In recent years, the Not-In-My-Back-Yard (NIMBY) phenomenon has become increasingly prevalent with regard to harm reduction sites, addiction treatment facilities and their clients. Drawing from a case study of community conflict generated by the relocation of a methadone clinic into a rapidly gentrifying neighbourhood in downtown Toronto, Canada, this article offers a unique analysis of oppositional strategies regarding the perceived (socio-spatial) ‘disorder of drugs’. Based on interviews with local residents and business owners this article suggests the existence of three interrelated oppositional strategies, shifting from a recourse to urban planning policy, to a critique of methadone maintenance treatment (MMT) practice, to explicit forms of socio-spatial stigmatization that posited the body of the (methadone) ‘addict’ as abject agent of infection and the clinic as a site of contagion. Exploring the dialectical, socio-spatial interplay between the body of the addict and the social body of the city, this article demonstrates the unique aspects of opposition to the physically, ideologically and discursively contested space of addiction treatment. Representations of the methadone clinic, its clients and the larger space of the neighbourhood, this paper suggests, served to situate addiction as a ‘pathology (out) of place’ and recast the city itself as a site of safe/supervised consumption. The opening of Methadone clinic was not very appealing for the local residents of Cork town because this is not what they wanted in their backyard when they first moved into their neighbourhood. Introduction: East central downtown was considered as a wasteland, sooner or later this area was a place for social services, homelessness shelters, and drug treatment facilities. But later on this area transformed itself to a “Creative city”, it soon turned out to be a urbanized village. Later they decided to bring back a methadone clinic into the community but the community members disapproved. MMT was administered orally in liquid forms. The first strategy imposed by the Corktown was portraying them as victim in which the government just used them to dump any social services projects ( a strategy that showed the description of the “moral geography”. The second strategy was that: showing clients as victims of a failing treatment system: condemning of the private for profit treatment model: that those who use it is infectious and the clinics are infectious. Third strategy clinics perceived impact on the Corktown community: clinics and clients as threatening and its out of place within their developing neighbourhood.
Literature Review: NIMBYism, socio-spatial stigmatization and the place of drugs in the city
Sibley looked at this as socio spatial exclusion (creating borders). Louis looks into NIMBYism through socio spatial stigmatization: spoiled identities and outcasts are put together as a social-spatial infection and contagion. When a specific group is unable to contribute to the economy they are stigmatized. When an individual is homeless it is assumed that they are dependent on the informal economy. Socio-spatial stigmatization: stigma is attached to people and to the place.

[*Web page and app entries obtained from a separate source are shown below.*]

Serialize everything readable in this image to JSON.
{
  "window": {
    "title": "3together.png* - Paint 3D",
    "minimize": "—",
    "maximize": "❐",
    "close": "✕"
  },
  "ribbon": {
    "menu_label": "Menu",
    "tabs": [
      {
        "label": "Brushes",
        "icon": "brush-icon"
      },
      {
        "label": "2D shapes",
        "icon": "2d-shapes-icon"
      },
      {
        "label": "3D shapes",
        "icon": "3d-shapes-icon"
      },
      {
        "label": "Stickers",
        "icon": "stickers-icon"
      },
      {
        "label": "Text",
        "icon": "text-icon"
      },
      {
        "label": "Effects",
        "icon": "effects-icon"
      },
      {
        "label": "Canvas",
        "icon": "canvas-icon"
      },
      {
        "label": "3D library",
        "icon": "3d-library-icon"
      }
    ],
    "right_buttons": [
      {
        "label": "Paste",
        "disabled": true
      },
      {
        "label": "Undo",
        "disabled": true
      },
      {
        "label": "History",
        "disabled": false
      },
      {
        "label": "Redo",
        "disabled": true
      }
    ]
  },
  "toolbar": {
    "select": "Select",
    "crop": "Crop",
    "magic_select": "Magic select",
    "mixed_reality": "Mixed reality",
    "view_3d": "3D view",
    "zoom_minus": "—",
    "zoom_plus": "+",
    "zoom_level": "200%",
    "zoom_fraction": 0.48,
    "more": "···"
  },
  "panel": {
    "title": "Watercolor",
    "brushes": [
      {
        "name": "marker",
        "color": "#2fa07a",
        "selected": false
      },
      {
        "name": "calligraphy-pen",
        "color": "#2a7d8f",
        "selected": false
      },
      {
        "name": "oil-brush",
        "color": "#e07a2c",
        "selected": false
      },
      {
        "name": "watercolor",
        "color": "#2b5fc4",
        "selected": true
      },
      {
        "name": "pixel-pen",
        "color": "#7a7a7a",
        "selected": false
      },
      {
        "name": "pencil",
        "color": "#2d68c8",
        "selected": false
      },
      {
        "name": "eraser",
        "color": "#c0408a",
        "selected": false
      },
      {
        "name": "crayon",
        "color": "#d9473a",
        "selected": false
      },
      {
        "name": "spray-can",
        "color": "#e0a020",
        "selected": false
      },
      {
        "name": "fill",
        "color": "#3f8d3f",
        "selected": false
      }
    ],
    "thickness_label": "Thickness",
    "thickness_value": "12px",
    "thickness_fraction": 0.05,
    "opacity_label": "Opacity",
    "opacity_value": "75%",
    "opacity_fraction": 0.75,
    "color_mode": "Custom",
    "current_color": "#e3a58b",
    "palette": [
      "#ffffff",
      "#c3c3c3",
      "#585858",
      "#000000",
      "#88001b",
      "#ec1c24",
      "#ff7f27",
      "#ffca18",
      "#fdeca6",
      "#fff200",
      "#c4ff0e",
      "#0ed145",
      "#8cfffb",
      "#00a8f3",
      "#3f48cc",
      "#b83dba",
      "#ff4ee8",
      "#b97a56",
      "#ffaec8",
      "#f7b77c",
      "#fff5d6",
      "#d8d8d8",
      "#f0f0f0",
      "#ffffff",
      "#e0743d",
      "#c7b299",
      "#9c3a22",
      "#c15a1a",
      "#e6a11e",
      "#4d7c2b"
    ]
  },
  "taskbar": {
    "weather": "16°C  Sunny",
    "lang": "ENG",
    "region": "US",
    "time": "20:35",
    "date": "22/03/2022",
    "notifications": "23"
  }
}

Because of these clinics those that live within where these clinics are located become associated with it as well. Hence the society’s value will decline. NIMBY phenomenon is greatly related to homelessness shelters and HIV/AIDS, and those who use drugs are neglected in literatures. (socio spatial disorder of drugs=NIMBY)
Methodology: from junky to NARC and back again: semi-formal, open-ended, tape-recorded interviews were carried out with 20 members of the Corktown community. Majority of the participants did not want the clinic in their community. Corktown Residents and Business Association (CRBA) was...